and
and bonâ fide sales of property be effected, if no Survey had been made at the time of the sale.  
I have the honor to be
My Lord Duke,
Your Graces most obedient
and humble Servant
James Douglas
Minutes by CO staff
ABd 15/6

To the Land Board.  
TFE
17/6

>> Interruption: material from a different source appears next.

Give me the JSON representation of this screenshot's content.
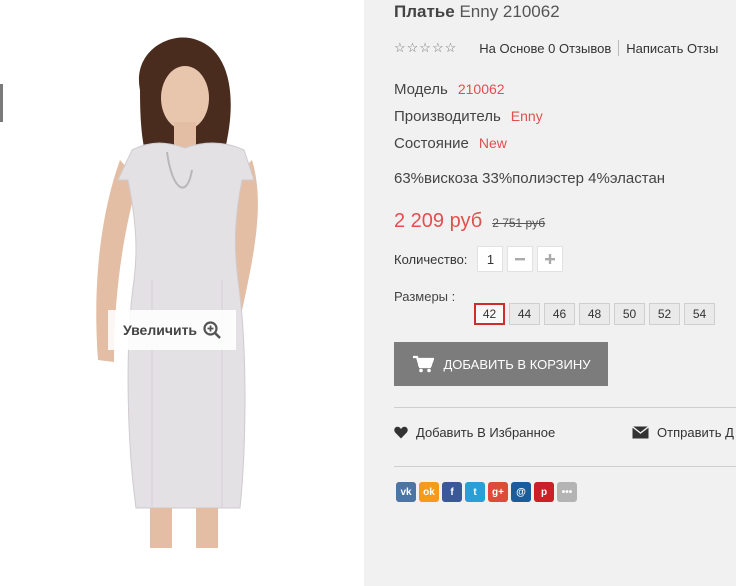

Documents enclosed with the main document (not transcribed)
  • Dugald Mactavish, Chief Factor, Hudson's Bay Company, to W.A.G. Young, Colonial Secretary, 7 January 1863, describing the portions of land to revert to the crown under terms of the recent agreement, such description to be used in conjunction with the accompanying map.  
  • G.H. Cary, Attorney General, to Young, 24 March 1863, explaining in detail how the Company had "violated the principle of the official Map of 1858," as per despatch.  
  • Copy, Elliot to "The Emigration Commissioners," 22 June 1863, "transmitting" this despatch for "any suggestions and observations."  
  • Map forwarded by the Hudson's Bay Company in conjunction with their letter as noted above, showing the portions of land south of James Bay to revert to the crown.  
  • Note (not on original but placed here for convenience). The portions
    colored Red exhibit the Lands sold by the Company prior to 1st January 1862. The portions marked H.B.C. are the sections selected to form the 50 Acres to be retained by the Company, over and above the lands already sold by them. The portions not colored (excepting Sec. 6 which was sold years ago and the before mentioned Sections marked H.B.C. will revert to the Crown. Vide Mr Mactavish's letter of 7 January 1863.  
  • Tracing from the official map of 1858, as per despatch.  
  • Enclosure No 4 in Governor Douglas' Despatch No 11 of 20 April
    1863
    . Forwarded to exhibit changes and alterations appearing on Hudson's Bay Company's Map of 7 January 1863, more especially with regard to rear line of Reserve forming the site of the Government Buildings—and the water frontage between the Government Reserve and Laurel point.  
    Minutes by CO staff
    Mr Elliot
    The H.B.Cy have been too sharp for us. And litigation, with a view  
     
    Despatch to London:
    Douglas to Newcastle, 20 April 1863, National Archives of the UK, 5737, CO 305/20. The Colonial Despatches of Vancouver Island and British Columbia 1846-1871. Ed. James Hendrickson and the Colonial Despatches project. Victoria: University of Victoria. http://bcgenesis.uvic.ca/getDoc.htm?id=V63011.scx. Accessed 21 November 2017. 

    Last modified: 16:08:54, 5/11/2015